• **YOUR TASK**:
Every line of the material must be copied exactly.

• **RAW DATA**:
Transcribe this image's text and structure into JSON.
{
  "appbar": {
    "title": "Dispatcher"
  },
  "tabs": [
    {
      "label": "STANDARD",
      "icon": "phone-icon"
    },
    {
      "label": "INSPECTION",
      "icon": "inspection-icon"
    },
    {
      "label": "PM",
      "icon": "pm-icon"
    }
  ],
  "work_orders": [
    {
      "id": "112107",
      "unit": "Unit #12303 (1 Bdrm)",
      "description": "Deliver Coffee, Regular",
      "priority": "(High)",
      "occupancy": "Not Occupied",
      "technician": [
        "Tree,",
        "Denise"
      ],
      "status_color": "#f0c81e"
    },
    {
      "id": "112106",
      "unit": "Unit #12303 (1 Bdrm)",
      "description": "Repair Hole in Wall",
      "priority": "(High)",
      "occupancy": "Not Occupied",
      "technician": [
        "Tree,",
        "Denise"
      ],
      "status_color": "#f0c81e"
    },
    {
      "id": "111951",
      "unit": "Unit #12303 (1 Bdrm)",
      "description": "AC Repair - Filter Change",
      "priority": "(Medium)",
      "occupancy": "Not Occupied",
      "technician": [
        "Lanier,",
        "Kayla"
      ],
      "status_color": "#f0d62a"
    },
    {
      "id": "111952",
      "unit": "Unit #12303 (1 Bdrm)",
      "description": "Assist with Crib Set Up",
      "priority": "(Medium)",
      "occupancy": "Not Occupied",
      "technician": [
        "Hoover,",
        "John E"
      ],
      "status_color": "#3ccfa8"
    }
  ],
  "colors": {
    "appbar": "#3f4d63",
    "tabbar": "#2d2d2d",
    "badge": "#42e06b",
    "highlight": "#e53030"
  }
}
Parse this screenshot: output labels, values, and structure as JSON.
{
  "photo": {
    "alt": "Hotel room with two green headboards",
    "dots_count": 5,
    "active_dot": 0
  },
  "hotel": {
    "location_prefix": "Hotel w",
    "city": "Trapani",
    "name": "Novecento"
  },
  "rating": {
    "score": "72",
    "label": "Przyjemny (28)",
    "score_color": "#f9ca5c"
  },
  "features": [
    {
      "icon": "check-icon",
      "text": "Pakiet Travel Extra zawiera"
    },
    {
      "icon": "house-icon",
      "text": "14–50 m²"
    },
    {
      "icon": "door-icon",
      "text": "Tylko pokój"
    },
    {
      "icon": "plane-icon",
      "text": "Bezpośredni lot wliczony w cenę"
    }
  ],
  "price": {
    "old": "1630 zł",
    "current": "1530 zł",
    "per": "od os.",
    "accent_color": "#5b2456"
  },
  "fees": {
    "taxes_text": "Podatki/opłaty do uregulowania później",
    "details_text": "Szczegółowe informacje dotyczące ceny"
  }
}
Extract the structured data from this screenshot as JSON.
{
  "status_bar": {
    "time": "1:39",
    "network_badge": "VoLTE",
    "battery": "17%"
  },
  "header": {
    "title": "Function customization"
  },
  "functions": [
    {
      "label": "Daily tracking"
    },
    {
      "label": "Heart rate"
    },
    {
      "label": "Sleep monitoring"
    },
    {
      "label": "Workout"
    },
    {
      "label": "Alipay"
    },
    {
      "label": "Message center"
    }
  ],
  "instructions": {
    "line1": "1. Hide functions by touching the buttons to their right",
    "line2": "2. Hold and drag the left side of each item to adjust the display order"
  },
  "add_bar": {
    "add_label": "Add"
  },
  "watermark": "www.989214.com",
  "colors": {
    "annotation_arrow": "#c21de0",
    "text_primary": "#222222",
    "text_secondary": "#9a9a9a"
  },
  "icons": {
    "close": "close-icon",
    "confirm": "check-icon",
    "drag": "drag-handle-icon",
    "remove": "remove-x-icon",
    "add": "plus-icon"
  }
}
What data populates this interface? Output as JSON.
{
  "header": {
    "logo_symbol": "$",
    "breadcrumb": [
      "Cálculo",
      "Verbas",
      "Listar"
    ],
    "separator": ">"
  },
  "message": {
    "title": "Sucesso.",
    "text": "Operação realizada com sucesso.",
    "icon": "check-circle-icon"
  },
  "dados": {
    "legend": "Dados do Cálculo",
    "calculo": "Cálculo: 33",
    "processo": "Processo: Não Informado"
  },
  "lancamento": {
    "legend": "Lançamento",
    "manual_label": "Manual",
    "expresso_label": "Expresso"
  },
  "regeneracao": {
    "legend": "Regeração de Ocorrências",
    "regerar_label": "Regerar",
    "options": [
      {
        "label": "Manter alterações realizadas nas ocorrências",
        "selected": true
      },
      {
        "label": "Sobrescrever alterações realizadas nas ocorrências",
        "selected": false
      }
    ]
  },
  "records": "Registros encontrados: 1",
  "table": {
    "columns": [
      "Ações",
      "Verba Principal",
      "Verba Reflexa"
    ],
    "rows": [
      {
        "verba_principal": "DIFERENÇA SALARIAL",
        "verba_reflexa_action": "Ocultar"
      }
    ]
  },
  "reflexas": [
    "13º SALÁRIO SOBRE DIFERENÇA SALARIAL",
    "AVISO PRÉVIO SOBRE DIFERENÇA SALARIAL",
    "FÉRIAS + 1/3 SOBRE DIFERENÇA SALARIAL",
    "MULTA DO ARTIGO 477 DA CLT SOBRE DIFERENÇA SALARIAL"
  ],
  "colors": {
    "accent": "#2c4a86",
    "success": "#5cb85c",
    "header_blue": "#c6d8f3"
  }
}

• **EXERCISE ANSWER**:
Transcribe this image's text and structure into JSON.
{
  "appbar": {
    "title": "Dispatcher"
  },
  "tabs": [
    {
      "label": "STANDARD",
      "icon": "phone-icon"
    },
    {
      "label": "INSPECTION",
      "icon": "inspection-icon"
    },
    {
      "label": "PM",
      "icon": "pm-icon"
    }
  ],
  "work_orders": [
    {
      "id": "112107",
      "unit": "Unit #12303 (1 Bdrm)",
      "description": "Deliver Coffee, Regular",
      "priority": "(High)",
      "occupancy": "Not Occupied",
      "technician": [
        "Tree,",
        "Denise"
      ],
      "status_color": "#f0c81e"
    },
    {
      "id": "112106",
      "unit": "Unit #12303 (1 Bdrm)",
      "description": "Repair Hole in Wall",
      "priority": "(High)",
      "occupancy": "Not Occupied",
      "technician": [
        "Tree,",
        "Denise"
      ],
      "status_color": "#f0c81e"
    },
    {
      "id": "111951",
      "unit": "Unit #12303 (1 Bdrm)",
      "description": "AC Repair - Filter Change",
      "priority": "(Medium)",
      "occupancy": "Not Occupied",
      "technician": [
        "Lanier,",
        "Kayla"
      ],
      "status_color": "#f0d62a"
    },
    {
      "id": "111952",
      "unit": "Unit #12303 (1 Bdrm)",
      "description": "Assist with Crib Set Up",
      "priority": "(Medium)",
      "occupancy": "Not Occupied",
      "technician": [
        "Hoover,",
        "John E"
      ],
      "status_color": "#3ccfa8"
    }
  ],
  "colors": {
    "appbar": "#3f4d63",
    "tabbar": "#2d2d2d",
    "badge": "#42e06b",
    "highlight": "#e53030"
  }
}
Parse this screenshot: output labels, values, and structure as JSON.
{
  "photo": {
    "alt": "Hotel room with two green headboards",
    "dots_count": 5,
    "active_dot": 0
  },
  "hotel": {
    "location_prefix": "Hotel w",
    "city": "Trapani",
    "name": "Novecento"
  },
  "rating": {
    "score": "72",
    "label": "Przyjemny (28)",
    "score_color": "#f9ca5c"
  },
  "features": [
    {
      "icon": "check-icon",
      "text": "Pakiet Travel Extra zawiera"
    },
    {
      "icon": "house-icon",
      "text": "14–50 m²"
    },
    {
      "icon": "door-icon",
      "text": "Tylko pokój"
    },
    {
      "icon": "plane-icon",
      "text": "Bezpośredni lot wliczony w cenę"
    }
  ],
  "price": {
    "old": "1630 zł",
    "current": "1530 zł",
    "per": "od os.",
    "accent_color": "#5b2456"
  },
  "fees": {
    "taxes_text": "Podatki/opłaty do uregulowania później",
    "details_text": "Szczegółowe informacje dotyczące ceny"
  }
}
Extract the structured data from this screenshot as JSON.
{
  "status_bar": {
    "time": "1:39",
    "network_badge": "VoLTE",
    "battery": "17%"
  },
  "header": {
    "title": "Function customization"
  },
  "functions": [
    {
      "label": "Daily tracking"
    },
    {
      "label": "Heart rate"
    },
    {
      "label": "Sleep monitoring"
    },
    {
      "label": "Workout"
    },
    {
      "label": "Alipay"
    },
    {
      "label": "Message center"
    }
  ],
  "instructions": {
    "line1": "1. Hide functions by touching the buttons to their right",
    "line2": "2. Hold and drag the left side of each item to adjust the display order"
  },
  "add_bar": {
    "add_label": "Add"
  },
  "watermark": "www.989214.com",
  "colors": {
    "annotation_arrow": "#c21de0",
    "text_primary": "#222222",
    "text_secondary": "#9a9a9a"
  },
  "icons": {
    "close": "close-icon",
    "confirm": "check-icon",
    "drag": "drag-handle-icon",
    "remove": "remove-x-icon",
    "add": "plus-icon"
  }
}
What data populates this interface? Output as JSON.
{
  "header": {
    "logo_symbol": "$",
    "breadcrumb": [
      "Cálculo",
      "Verbas",
      "Listar"
    ],
    "separator": ">"
  },
  "message": {
    "title": "Sucesso.",
    "text": "Operação realizada com sucesso.",
    "icon": "check-circle-icon"
  },
  "dados": {
    "legend": "Dados do Cálculo",
    "calculo": "Cálculo: 33",
    "processo": "Processo: Não Informado"
  },
  "lancamento": {
    "legend": "Lançamento",
    "manual_label": "Manual",
    "expresso_label": "Expresso"
  },
  "regeneracao": {
    "legend": "Regeração de Ocorrências",
    "regerar_label": "Regerar",
    "options": [
      {
        "label": "Manter alterações realizadas nas ocorrências",
        "selected": true
      },
      {
        "label": "Sobrescrever alterações realizadas nas ocorrências",
        "selected": false
      }
    ]
  },
  "records": "Registros encontrados: 1",
  "table": {
    "columns": [
      "Ações",
      "Verba Principal",
      "Verba Reflexa"
    ],
    "rows": [
      {
        "verba_principal": "DIFERENÇA SALARIAL",
        "verba_reflexa_action": "Ocultar"
      }
    ]
  },
  "reflexas": [
    "13º SALÁRIO SOBRE DIFERENÇA SALARIAL",
    "AVISO PRÉVIO SOBRE DIFERENÇA SALARIAL",
    "FÉRIAS + 1/3 SOBRE DIFERENÇA SALARIAL",
    "MULTA DO ARTIGO 477 DA CLT SOBRE DIFERENÇA SALARIAL"
  ],
  "colors": {
    "accent": "#2c4a86",
    "success": "#5cb85c",
    "header_blue": "#c6d8f3"
  }
}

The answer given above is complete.